Wilson, J. G., McLaurin, T. C., Carroll, J. A., Shields-Menard, S., Schmidt, T. B., Callaway, T. R., Donaldson, J. R.
Agriculture, food and analytical bacteriology 2013 v.3 no.4 pp. 303
Citrus, Escherichia coli, Saccharomyces cerevisiae var. cerevisiae, Salmonella enterica, antifungal properties, average daily gain, byproducts, citrus pulp, coculture, dietary supplements, pathogens, probiotics, swine, swine feeding, viability, weanlings, yeasts

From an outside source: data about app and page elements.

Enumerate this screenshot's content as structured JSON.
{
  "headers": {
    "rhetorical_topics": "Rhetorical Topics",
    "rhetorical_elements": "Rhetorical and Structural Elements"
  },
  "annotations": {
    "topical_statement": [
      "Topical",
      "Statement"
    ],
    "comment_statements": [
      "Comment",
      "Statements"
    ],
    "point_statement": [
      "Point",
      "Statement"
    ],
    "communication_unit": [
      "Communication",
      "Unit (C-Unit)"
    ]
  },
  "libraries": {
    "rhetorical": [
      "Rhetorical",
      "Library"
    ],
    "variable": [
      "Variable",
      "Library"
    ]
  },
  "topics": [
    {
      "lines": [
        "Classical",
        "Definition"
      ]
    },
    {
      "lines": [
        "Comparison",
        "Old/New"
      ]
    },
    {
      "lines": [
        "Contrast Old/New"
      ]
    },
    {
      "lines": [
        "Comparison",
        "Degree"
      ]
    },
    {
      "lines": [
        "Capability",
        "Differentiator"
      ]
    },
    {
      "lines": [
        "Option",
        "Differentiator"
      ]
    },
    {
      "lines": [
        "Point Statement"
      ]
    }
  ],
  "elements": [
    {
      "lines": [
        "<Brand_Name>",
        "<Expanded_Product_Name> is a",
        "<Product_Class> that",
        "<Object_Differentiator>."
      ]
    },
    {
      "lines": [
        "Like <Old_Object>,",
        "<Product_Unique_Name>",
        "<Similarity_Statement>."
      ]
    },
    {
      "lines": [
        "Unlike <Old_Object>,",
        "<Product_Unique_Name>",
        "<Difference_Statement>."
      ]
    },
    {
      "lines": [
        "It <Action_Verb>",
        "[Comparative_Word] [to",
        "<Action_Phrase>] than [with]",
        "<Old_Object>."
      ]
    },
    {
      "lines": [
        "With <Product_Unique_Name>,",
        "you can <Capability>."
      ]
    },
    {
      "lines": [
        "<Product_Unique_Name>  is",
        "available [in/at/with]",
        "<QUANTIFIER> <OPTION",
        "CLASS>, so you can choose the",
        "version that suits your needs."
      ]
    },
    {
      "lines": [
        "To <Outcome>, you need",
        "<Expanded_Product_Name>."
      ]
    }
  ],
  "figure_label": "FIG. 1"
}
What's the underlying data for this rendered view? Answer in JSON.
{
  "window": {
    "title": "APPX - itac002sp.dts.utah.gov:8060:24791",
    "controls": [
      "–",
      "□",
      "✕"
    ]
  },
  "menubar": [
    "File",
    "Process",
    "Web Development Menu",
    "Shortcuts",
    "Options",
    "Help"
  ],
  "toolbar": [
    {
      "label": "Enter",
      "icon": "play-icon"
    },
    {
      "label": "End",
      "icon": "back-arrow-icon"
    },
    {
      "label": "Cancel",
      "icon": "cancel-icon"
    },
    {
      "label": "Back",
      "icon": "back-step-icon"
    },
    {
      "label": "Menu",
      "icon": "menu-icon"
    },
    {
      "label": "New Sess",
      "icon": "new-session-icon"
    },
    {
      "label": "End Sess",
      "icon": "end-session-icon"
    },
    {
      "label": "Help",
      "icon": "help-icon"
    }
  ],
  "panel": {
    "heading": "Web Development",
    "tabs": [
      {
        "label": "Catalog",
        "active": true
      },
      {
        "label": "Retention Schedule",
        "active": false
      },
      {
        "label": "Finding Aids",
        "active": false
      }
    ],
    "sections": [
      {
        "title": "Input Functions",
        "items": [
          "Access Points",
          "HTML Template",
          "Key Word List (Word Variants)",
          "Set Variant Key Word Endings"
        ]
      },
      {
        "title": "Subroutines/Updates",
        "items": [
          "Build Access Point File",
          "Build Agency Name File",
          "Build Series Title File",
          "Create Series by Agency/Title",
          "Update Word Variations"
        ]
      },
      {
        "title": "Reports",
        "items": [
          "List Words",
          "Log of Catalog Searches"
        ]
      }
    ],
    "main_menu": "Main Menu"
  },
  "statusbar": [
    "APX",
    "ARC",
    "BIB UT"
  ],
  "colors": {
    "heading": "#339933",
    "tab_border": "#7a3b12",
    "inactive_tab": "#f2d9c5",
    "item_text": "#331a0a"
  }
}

Saccharomyces cerevisiae boulardii is frequently used as a dietary supplement to promote intestinal health and reduce the impact of growth of enteric pathogens in livestock, including cattle and swine. Citrus by-products are also fed as dietary supplements that have the additional benefit of inhibiting the growth of enteric pathogens. Previous research identified that supplementation of Saccharomyces boulardii to feed containing citrus pulp significantly reduced the average daily gain of weanling pigs challenged with Salmonella enterica, suggesting citrus pulp reduces the effectiveness of Saccharomyces boulardii. To investigate this possibility, an in vitro analysis was conducted on the activity of Saccharomyces boulardii in swine fecal microbial media supplemented with citrus pulp. Citrus pulp inclusion reduced (P < 0.01) populations of Saccharomyces boulardii within 48 h post-exposure, suggesting that this product may exhibit antifungal properties. Co-incubation of Salmonella with Saccharomyces boulardii reduced populations of both microbes; inclusion of citrus pulp did not lead to a further reduction of yeast populations in the co-culture. The cell lysate from Saccharomyces boulardii was also found to provide a carbon source that was utilizable by Escherichia coli, but not Salmonella. Together, these results suggest that citrus pulp reduces the viability of Saccharomyces boulardii and that the subsequent effects of this interaction on enterics are varied. Though further research is needed to determine how citrus pulp influences the activity of Saccharomyes boulardii in vivo, these data strongly suggest caution should be exercised in providing citrus pulp to livestock being fed diets supplemented with live yeast probiotics.